Standards and codes relating to enterprises are also important for the financial system to operate well and to protect the integrity of markets. ROSCs in this area are prepared by World Bank staff, covering principles of corporate governance, accounting and auditing, and insolvency and creditors' rights.
The experience to date with the implementation of these standards and codes has been positive. Although the number of countries that have been formally assessed under the ROSC program remains limited, there are positive results to show from the broader initiative. Examples include the following: iii
One of the main lessons from the assessment of standards has been the importance of assisting countries to implement standards now that a good base of standards is in place. Technical assistance, from the IMF, World Bank, and others, is gaining increased emphasis, and will play an important role in the ultimate success of the standards and codes initiative.iv

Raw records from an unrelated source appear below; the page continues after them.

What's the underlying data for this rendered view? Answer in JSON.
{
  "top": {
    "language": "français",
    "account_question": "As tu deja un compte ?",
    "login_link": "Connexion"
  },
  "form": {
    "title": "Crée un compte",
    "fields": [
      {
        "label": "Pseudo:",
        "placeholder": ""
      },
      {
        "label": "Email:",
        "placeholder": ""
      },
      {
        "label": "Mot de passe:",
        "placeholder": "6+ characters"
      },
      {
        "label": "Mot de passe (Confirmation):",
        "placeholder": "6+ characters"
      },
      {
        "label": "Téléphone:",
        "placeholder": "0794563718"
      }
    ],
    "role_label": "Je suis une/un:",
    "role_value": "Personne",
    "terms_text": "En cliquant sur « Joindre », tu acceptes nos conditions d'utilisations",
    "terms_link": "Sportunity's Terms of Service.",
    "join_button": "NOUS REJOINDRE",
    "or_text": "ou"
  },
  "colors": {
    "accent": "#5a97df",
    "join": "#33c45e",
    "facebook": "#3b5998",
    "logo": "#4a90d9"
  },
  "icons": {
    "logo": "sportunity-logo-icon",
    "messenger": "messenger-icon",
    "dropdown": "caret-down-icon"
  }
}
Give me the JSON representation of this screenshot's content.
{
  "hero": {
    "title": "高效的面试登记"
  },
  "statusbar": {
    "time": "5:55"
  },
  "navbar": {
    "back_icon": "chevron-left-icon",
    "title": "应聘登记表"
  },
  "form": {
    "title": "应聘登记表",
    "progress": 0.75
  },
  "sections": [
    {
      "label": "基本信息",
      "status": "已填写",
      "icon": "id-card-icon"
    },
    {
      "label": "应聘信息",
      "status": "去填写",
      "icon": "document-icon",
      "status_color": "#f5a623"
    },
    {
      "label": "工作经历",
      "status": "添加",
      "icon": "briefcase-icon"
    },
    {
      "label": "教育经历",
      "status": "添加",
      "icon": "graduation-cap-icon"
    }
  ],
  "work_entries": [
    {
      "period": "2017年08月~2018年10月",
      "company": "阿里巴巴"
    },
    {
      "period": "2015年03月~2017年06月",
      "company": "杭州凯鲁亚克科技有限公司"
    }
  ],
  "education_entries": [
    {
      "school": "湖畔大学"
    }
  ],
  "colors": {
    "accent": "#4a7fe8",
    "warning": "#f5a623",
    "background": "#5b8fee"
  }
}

International standards and codes are playing an increasing role in helping to strengthen economic and financial practices in IMF member countries. Countries making good progress in implementing the standards should benefit both from lower interest rates, reflecting reduced risk, from increased flows of investment, and from a reduced risk of financial crisis. The final result should be steadier and even faster economic growth and increased prosperity, both for the citizens of the country and its foreign investors. After all, E.M. Forster also tells us that Margaret's "Foreign Things did admirably."
iThese include the Basel Committee on Banking Supervision, the Committee on the Global Financial System, the Committee on Payment and Settlement Systems, the Institute for International Finance, the International Association of Insurance Supervisors, the International Accounting Standards Committee, the International Bar Association, the International Federation of Accountants, the International Federation of Insolvency Practitioners, the International Organization of Securities Commissioners, and the Organization for Economic Cooperation and Development, the United Nations Commission on International Trade Law. Information on these bodies can be found at http://www.imf.org/external/standards/agency.htm.
ii The view of the IMF's Executive Board on progress with standards and codes is summarized in Public Information Notice 01/17 (March 5, 2001)at http://www.imf.org/external/np/sec/pn/2001/pn0117.htm.
iv The experience of the IMF and World Bank with standards and codes is discussed at greater length in "Assessing the Implementation of Standards: A Review of Experience and Next Steps", a report by the Staffs of the IMF and World Bank. It can be found at http://www.imf.org/external/np/pdr/sac/2001/eng/review.htm.
IMF EXTERNAL RELATIONS DEPARTMENT